--- What this task involves ---
Lines in the records below that contain the word "private" must each be copied.

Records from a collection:
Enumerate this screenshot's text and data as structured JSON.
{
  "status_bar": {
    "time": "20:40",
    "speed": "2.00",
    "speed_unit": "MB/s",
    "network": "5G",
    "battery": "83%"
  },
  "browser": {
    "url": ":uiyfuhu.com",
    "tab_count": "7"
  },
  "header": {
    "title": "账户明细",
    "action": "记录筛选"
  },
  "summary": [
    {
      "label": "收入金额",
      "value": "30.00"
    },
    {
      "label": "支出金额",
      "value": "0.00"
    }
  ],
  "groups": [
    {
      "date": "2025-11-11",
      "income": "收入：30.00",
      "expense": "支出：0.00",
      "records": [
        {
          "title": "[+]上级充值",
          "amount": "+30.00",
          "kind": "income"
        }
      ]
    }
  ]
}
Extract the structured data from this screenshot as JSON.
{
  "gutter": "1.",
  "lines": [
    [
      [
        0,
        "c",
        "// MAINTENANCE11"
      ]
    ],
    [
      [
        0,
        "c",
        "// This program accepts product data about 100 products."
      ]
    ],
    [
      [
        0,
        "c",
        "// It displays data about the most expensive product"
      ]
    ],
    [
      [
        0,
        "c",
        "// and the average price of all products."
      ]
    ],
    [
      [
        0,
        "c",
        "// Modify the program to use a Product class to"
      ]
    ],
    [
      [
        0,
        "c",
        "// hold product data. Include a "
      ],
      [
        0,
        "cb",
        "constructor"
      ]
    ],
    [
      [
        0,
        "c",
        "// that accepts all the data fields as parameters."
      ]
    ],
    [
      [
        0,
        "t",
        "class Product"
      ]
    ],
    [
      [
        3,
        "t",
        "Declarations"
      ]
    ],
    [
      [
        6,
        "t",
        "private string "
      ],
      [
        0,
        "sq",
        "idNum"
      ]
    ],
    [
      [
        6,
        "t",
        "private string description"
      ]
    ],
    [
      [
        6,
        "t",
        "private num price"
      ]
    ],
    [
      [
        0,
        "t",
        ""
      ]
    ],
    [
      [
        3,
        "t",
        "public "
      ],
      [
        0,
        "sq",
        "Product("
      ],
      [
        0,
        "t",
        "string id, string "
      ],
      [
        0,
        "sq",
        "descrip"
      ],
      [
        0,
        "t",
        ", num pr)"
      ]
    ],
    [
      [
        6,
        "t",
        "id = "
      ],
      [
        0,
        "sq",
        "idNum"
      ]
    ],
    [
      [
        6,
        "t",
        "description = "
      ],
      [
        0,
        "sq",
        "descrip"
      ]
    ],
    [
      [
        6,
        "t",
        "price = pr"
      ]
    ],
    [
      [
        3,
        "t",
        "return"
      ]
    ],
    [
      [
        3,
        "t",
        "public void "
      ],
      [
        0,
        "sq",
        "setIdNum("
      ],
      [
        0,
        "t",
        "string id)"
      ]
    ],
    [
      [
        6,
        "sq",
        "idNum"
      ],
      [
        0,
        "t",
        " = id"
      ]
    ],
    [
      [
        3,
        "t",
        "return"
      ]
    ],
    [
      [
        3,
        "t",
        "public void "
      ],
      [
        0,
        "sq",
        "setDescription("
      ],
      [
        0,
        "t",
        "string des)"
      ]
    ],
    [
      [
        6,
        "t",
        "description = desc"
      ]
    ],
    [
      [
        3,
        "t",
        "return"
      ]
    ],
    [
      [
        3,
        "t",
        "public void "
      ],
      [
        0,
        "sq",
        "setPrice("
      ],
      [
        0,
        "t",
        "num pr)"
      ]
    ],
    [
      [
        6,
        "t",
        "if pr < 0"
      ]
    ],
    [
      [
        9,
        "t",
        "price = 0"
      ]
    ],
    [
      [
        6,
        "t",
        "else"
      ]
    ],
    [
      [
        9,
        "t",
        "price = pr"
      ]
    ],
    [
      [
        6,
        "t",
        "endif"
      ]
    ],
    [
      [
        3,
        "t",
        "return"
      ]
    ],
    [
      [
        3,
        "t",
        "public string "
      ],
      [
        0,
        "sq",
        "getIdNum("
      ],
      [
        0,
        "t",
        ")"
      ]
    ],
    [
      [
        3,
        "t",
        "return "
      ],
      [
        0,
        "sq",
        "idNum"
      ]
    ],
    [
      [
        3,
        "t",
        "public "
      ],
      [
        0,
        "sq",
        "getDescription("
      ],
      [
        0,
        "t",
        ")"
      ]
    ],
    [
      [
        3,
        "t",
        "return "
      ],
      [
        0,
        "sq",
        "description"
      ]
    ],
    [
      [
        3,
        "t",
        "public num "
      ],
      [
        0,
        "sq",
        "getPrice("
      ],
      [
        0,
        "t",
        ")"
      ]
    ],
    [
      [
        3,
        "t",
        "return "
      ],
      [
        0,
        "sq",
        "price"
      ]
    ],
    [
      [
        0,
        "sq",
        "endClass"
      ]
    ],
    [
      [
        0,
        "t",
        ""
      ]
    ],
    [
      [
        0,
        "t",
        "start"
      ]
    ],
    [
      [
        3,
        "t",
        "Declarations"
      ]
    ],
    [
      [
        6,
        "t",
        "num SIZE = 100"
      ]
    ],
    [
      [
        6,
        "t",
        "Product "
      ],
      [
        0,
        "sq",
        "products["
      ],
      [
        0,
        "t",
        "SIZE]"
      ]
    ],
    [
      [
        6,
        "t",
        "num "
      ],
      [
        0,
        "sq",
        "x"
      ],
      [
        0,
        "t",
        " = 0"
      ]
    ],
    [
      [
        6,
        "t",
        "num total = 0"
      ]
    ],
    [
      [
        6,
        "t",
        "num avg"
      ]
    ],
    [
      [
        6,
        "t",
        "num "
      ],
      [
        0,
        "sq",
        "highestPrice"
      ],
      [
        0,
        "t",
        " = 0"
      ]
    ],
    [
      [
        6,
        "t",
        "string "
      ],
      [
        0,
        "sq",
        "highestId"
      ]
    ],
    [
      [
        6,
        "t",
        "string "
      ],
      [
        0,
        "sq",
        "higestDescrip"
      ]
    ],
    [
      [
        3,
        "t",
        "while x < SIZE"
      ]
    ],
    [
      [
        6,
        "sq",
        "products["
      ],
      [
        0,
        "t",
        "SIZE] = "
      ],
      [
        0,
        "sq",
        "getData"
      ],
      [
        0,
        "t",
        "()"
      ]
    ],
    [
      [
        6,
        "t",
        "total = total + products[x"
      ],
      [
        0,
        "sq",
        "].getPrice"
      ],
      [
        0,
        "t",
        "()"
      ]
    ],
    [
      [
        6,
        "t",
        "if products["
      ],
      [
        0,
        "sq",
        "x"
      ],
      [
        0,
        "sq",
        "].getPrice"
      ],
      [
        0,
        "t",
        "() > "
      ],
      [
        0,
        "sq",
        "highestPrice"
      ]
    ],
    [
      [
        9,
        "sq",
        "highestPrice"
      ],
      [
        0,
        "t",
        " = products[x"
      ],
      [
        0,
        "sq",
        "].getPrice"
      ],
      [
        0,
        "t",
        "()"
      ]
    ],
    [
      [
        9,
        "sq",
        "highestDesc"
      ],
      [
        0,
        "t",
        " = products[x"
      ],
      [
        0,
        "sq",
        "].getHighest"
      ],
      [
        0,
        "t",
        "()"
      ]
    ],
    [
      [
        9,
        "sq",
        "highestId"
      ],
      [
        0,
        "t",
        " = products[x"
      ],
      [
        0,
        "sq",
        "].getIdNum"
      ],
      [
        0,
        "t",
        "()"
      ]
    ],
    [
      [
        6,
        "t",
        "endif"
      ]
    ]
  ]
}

--- Your solution ---
        "private string "
        "private string description"
        "private num price"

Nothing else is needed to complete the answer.